■ **WORK TO COMPLETE**:
Return each entry below word for word, leaving out any image.

SOURCE INFORMATION Block Start

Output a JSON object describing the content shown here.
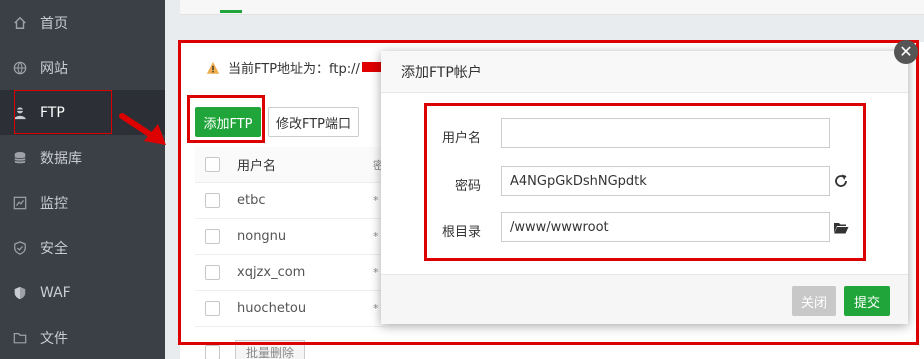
{
  "sidebar": {
    "items": [
      {
        "label": "首页",
        "icon": "home-icon"
      },
      {
        "label": "网站",
        "icon": "globe-icon"
      },
      {
        "label": "FTP",
        "icon": "ftp-user-icon"
      },
      {
        "label": "数据库",
        "icon": "database-icon"
      },
      {
        "label": "监控",
        "icon": "monitor-icon"
      },
      {
        "label": "安全",
        "icon": "shield-icon"
      },
      {
        "label": "WAF",
        "icon": "waf-shield-icon"
      },
      {
        "label": "文件",
        "icon": "folder-icon"
      }
    ],
    "active_index": 2
  },
  "notice": {
    "text": "当前FTP地址为：ftp://"
  },
  "toolbar": {
    "add_label": "添加FTP",
    "port_label": "修改FTP端口"
  },
  "table": {
    "headers": [
      "用户名",
      "密"
    ],
    "rows": [
      "etbc",
      "nongnu",
      "xqjzx_com",
      "huochetou"
    ],
    "masked_cell": "*"
  },
  "batch": {
    "delete_label": "批量删除"
  },
  "modal": {
    "title": "添加FTP帐户",
    "username_label": "用户名",
    "username_value": "",
    "password_label": "密码",
    "password_value": "A4NGpGkDshNGpdtk",
    "root_label": "根目录",
    "root_value": "/www/wwwroot",
    "close_label": "关闭",
    "submit_label": "提交",
    "close_glyph": "✕"
  },
  "colors": {
    "accent": "#20a53a",
    "highlight": "#dd0000",
    "sidebar": "#3b3f46"
  }
}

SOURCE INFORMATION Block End

■ **YOUR SOLUTION**:
Output a JSON object describing the content shown here.
{
  "sidebar": {
    "items": [
      {
        "label": "首页",
        "icon": "home-icon"
      },
      {
        "label": "网站",
        "icon": "globe-icon"
      },
      {
        "label": "FTP",
        "icon": "ftp-user-icon"
      },
      {
        "label": "数据库",
        "icon": "database-icon"
      },
      {
        "label": "监控",
        "icon": "monitor-icon"
      },
      {
        "label": "安全",
        "icon": "shield-icon"
      },
      {
        "label": "WAF",
        "icon": "waf-shield-icon"
      },
      {
        "label": "文件",
        "icon": "folder-icon"
      }
    ],
    "active_index": 2
  },
  "notice": {
    "text": "当前FTP地址为：ftp://"
  },
  "toolbar": {
    "add_label": "添加FTP",
    "port_label": "修改FTP端口"
  },
  "table": {
    "headers": [
      "用户名",
      "密"
    ],
    "rows": [
      "etbc",
      "nongnu",
      "xqjzx_com",
      "huochetou"
    ],
    "masked_cell": "*"
  },
  "batch": {
    "delete_label": "批量删除"
  },
  "modal": {
    "title": "添加FTP帐户",
    "username_label": "用户名",
    "username_value": "",
    "password_label": "密码",
    "password_value": "A4NGpGkDshNGpdtk",
    "root_label": "根目录",
    "root_value": "/www/wwwroot",
    "close_label": "关闭",
    "submit_label": "提交",
    "close_glyph": "✕"
  },
  "colors": {
    "accent": "#20a53a",
    "highlight": "#dd0000",
    "sidebar": "#3b3f46"
  }
}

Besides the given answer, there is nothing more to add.